I’ve just watched an appalling game of rugby masquerading as a clash between the top two sides in the Northern hemisphere. But as the author of a leading anti-English website, let me be one of the first to congratulate the French on their victory at Twickenham.
Find a copy of this week’s New Statesman to read my friend Daphna Baram’s sensible observations about Melanie Phillips.
At the Royal Geographical Society in London on 27 January, Melanie Phillips fought like a lioness against the motion tabled by Profesor Avi Shlaim of St Antony’s College, Oxford University, stating “Zionism today is the real enemy of the Jews”…Phillips wasn’t prepared to leave it there [after her side lost the vote]. She decided to have another go at the opposition – “the three Jewish persecutors of Israel” as she called them – in her personal internet blog, using language that was extreme even by her standards.
“I came away from that debate,” she wrote, “feeling the kind of emotion one feels – in a totally different context – when forced to listen to or even watch the details of paedophile assaults on children. It is a physical numbness, a feeling of the very darkest despair; a feeling that a very great evil has been unleashed which reveals the depths of pathological malice to which human beings can descend – to turn on their own at a time when they are already under murderous attack. It seems like a repudiation not just of their Jewishness but their humanity.” …

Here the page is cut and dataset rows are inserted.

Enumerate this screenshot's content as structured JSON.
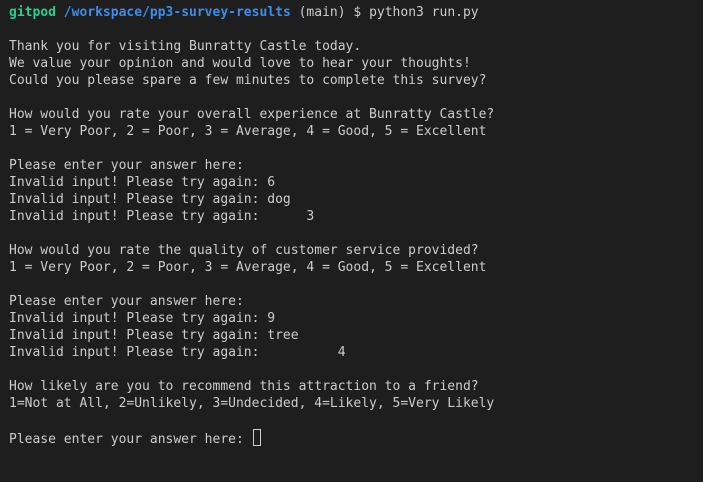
{
  "prompt": {
    "user": "gitpod",
    "path": "/workspace/pp3-survey-results",
    "branch": "(main)",
    "symbol": "$",
    "command": "python3 run.py"
  },
  "lines": [
    "",
    "Thank you for visiting Bunratty Castle today.",
    "We value your opinion and would love to hear your thoughts!",
    "Could you please spare a few minutes to complete this survey?",
    "",
    "How would you rate your overall experience at Bunratty Castle?",
    "1 = Very Poor, 2 = Poor, 3 = Average, 4 = Good, 5 = Excellent",
    "",
    "Please enter your answer here:",
    "Invalid input! Please try again: 6",
    "Invalid input! Please try again: dog",
    "Invalid input! Please try again:      3",
    "",
    "How would you rate the quality of customer service provided?",
    "1 = Very Poor, 2 = Poor, 3 = Average, 4 = Good, 5 = Excellent",
    "",
    "Please enter your answer here:",
    "Invalid input! Please try again: 9",
    "Invalid input! Please try again: tree",
    "Invalid input! Please try again:          4",
    "",
    "How likely are you to recommend this attraction to a friend?",
    "1=Not at All, 2=Unlikely, 3=Undecided, 4=Likely, 5=Very Likely",
    ""
  ],
  "current_input": {
    "prompt": "Please enter your answer here: ",
    "value": ""
  }
}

Phillips doesn’t accuse her enemies, the dead or the living, of being “self-hating Jews”. She gets straight down to business and charges them with treason. But who are the real “instigators” of “diabolical calumnies” against their fellow Jews? Those who initiate an open debate about the nature of the leading ideological movement among Jews today, or those who accuse dissident Jewish thinkers of evil and “pathological malice”? As an Israeli and a Jew, I know whom I would prefer not to meet in a dark alley.
Not sure whether it’s available online or not. The Statesman has one of those rather annoying websites where it’s hard to tell what’s going on. Anyway, it’s on sale at your local newsagent.
A surprise phone call yesterday led to a visit to a bar with Dave Gwydion, visiting Oxford to buy books from Blackwell’s and do something or other in a library. Conversation revolved around the staples — you know, frogging, sex-bloggers and the 2002ers. And it brings the number of bloggers on my blogroll I’ve met in the non-virtual flesh to a surprising twenty-five or so, even though that’s never anything I’ve really made any kind of effort to do…
President Bush may have budgeted no funds for the reconstruction of Afghanistan, but that doesn’t mean that we have to follow suit. On 17 April, my friend Juliane Fuerst will be taking a break from the academic study of late Stalin-era youth movements in order to run in the London Marathon. Seems to me like a crazy thing to want to do, but apparently it’s in order to raise money for AfghanAid. She’s got a page on the web about it where you can sponsor her here.
Well, a hero of just about everybody who cares to consider the matter.
Bob Marley, 60 today.
I’m told by someone who was told by someone who was there that the first words spoken at the celebrations of Zimbabwean independence after the Union Jack came down were these: “Ladies and gentlemen, Bob Marley and the Wailers…”
Every man gotta right
To decide his own destiny
And in this judgment
There is no partiality
So arm in arms, with arms
We will fight this little struggle
‘Cause that’s the only way
We can overcome our little troubleBrother you’re right, you’re right
You’re right, you’re right, you’re so right
We gonna fight, we’ll have to fight
We gonna fight, fight for our rights
Natty dread it ina Zimbabwe
Set it up ina Zimbabwe
Mash it up ina Zimbabwe
Africans a liberate Zimbabwe
No more internal power struggle
We come together, to overcome
The little trouble
Soon we will find out
Who is the real revolutionary
‘Cause I don’t want my people
To be contrary
Brothers you’re right, you’re right
You’re right, you’re right, you’re so right
We’ll have to fight, we gonna fight
We’ll have to fight, fighting for our rights…